* Exercise instructions
Filter the lines below, copying only those with the string "from".

_____

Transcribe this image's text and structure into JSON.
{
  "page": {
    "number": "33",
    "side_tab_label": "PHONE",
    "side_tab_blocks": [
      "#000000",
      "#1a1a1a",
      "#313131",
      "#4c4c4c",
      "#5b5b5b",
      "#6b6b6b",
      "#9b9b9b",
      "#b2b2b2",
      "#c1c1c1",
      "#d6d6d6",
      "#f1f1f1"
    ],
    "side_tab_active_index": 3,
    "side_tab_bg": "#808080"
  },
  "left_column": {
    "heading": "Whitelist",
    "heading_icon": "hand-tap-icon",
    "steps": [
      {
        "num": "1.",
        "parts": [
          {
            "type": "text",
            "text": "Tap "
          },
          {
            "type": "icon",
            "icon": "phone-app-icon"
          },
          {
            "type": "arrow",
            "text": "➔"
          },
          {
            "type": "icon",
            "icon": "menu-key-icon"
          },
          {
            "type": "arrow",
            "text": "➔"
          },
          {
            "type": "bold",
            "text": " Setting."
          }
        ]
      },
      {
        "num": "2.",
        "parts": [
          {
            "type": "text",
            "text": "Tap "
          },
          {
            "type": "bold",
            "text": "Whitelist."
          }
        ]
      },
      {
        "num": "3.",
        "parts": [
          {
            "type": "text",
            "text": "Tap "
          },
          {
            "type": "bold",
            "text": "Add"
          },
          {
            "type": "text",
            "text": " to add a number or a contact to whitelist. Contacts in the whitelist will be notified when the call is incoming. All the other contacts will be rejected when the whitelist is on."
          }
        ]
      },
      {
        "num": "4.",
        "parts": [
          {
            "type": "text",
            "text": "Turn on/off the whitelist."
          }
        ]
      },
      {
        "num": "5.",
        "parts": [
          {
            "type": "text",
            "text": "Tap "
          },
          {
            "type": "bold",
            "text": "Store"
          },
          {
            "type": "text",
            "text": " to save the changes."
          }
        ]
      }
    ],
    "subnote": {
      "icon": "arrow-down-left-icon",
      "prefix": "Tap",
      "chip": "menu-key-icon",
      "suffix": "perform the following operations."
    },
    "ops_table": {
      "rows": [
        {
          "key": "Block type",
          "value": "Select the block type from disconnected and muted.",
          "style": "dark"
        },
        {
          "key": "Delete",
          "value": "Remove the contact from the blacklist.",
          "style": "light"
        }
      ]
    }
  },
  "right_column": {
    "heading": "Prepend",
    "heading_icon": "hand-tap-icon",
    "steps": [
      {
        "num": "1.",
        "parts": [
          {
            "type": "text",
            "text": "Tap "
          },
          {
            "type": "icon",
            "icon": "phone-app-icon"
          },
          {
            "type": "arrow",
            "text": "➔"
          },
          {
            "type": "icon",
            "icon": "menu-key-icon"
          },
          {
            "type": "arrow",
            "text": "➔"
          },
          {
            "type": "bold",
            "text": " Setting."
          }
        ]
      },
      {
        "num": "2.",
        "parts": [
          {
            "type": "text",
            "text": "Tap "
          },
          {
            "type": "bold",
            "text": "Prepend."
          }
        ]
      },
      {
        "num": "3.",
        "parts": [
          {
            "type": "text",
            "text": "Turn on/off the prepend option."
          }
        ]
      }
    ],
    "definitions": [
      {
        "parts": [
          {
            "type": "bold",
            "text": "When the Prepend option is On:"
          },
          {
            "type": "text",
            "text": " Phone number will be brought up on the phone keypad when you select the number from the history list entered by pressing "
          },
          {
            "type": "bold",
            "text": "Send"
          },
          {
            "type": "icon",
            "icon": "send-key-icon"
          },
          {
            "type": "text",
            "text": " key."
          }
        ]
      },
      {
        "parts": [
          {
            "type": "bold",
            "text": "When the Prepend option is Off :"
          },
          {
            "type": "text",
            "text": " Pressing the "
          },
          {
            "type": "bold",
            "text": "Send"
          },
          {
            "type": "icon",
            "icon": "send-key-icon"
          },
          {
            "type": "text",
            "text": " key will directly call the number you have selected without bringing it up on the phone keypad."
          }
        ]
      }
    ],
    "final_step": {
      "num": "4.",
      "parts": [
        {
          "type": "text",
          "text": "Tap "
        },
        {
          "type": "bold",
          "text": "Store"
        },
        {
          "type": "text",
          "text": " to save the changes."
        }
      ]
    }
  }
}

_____

* Task output
          "value": "Select the block type from disconnected and muted.",
          "value": "Remove the contact from the blacklist.",
            "text": " Phone number will be brought up on the phone keypad when you select the number from the history list entered by pressing "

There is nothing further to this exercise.